  2. Why was there widespread questioning of infection-acquired immunity by government officials and some prominent scientists? How did this hinder our fight against the virus?
  3. Why were schools and universities closed despite early evidence about the enormous age-gradient in COVID-19 mortality, early data showing that schools were not major sources of spread, and early evidence that school closures would cause enormous collateral damage to the education and mental health of children and young adults?
  4. Why was there an almost exclusive focus on COVID-19 to the detriment of recognizing and mitigating collateral damage on other aspects of public health, including but not limited to, cancer screening and treatment, diabetes, cardio-vascular diseases, childhood vaccinations, and mental health?
  5. Why did the CDC fail to collect timely data to properly monitor and understand the pandemic? Why did we have to rely on studies from private initiatives and from other countries to understand the behavior of the virus and the effects of therapeutics, including vaccines?
  6. Why was there so much emphasis and trust in complex epidemiological models, which are by nature unreliable during the middle of an epidemic, with unknown input parameters and questionable assumptions?
  7. Could therapeutic trials have been run in a more timely manner? How was information on drug effectiveness and safety disseminated to doctors and clinicians? Were effective therapeutics easily accessible across the population? How did certain drugs become heavily politicized?
  8. Why did vaccine randomized trials not evaluate mortality, hospitalization, and transmission as primary endpoints? Why were they terminated early? Why were there so few studies from the highest-quality CDC and FDA vaccine safety systems?
  9. Why was the USA slow to approve and roll out critical COVID-19 testing capacity? Why was there more emphasis on testing young asymptomatic individuals than on testing to better protect older high-risk Americans? Why was so much effort spent on contact-tracing efforts?
  10. Why was there an emphasis on community masking and mask mandates, which had weak or no data to support them, at the expense of efficient and critical COVID-19 mitigation efforts? Why did the CDC or NIH not fund large randomized trials to evaluate the efficacy and potential harms of mask wearing? Why didn’t policy recommendations change after the publication of randomized trial data from Denmark and Bangladesh which showed no or minimal efficacy of mask wearing by the public?

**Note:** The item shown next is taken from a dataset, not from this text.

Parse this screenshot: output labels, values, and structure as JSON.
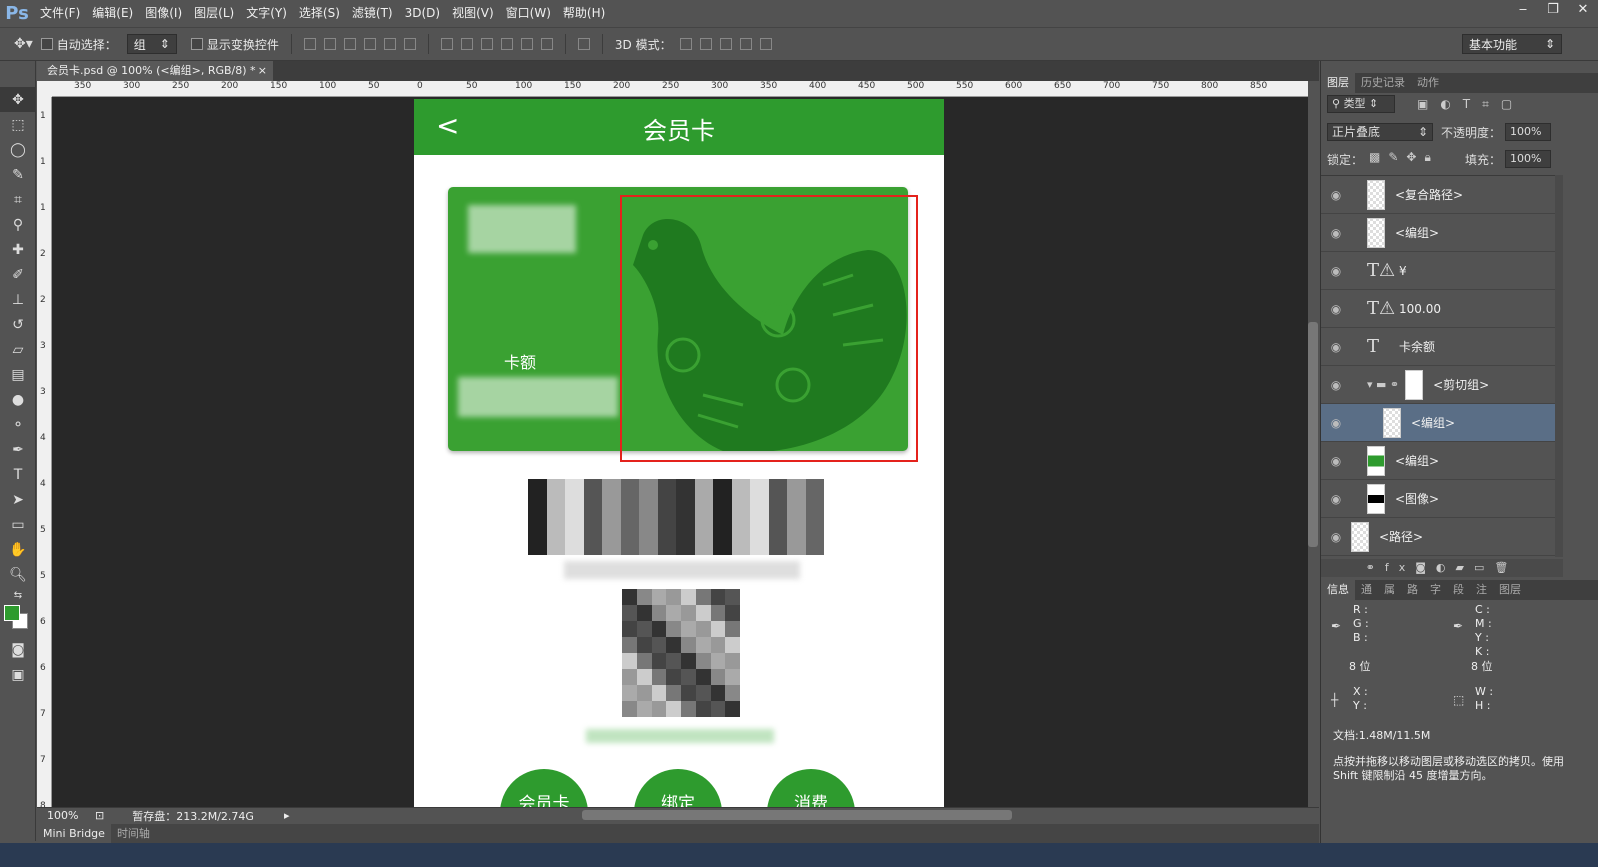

These are important questions. But the U.S. government isn’t about to convene such a deep exploration without intense public pressure — too many literal and figurative buried skeletons, don’t you know.

A Political Fire

Unfortunately, the Norfolk Group’s proposition has not received much attention. But the time may be ripe to build a political fire. The presidential campaign season is here. A first step would be for enterprising media members or debate moderators to ask every candidate — Republican, Democrat, and No Labels, if that middle approach comes to pass — whether they would support such a commission if elected, and, if not, why not.

The Covid debacle remains raw. If we are going to get past our deep divisions and find a proper approach going forward the next time a pandemic threatens, a dispassionate investigative commission — not a stacked deck in any direction — is a good place to start.

Cross-posted at The Corner.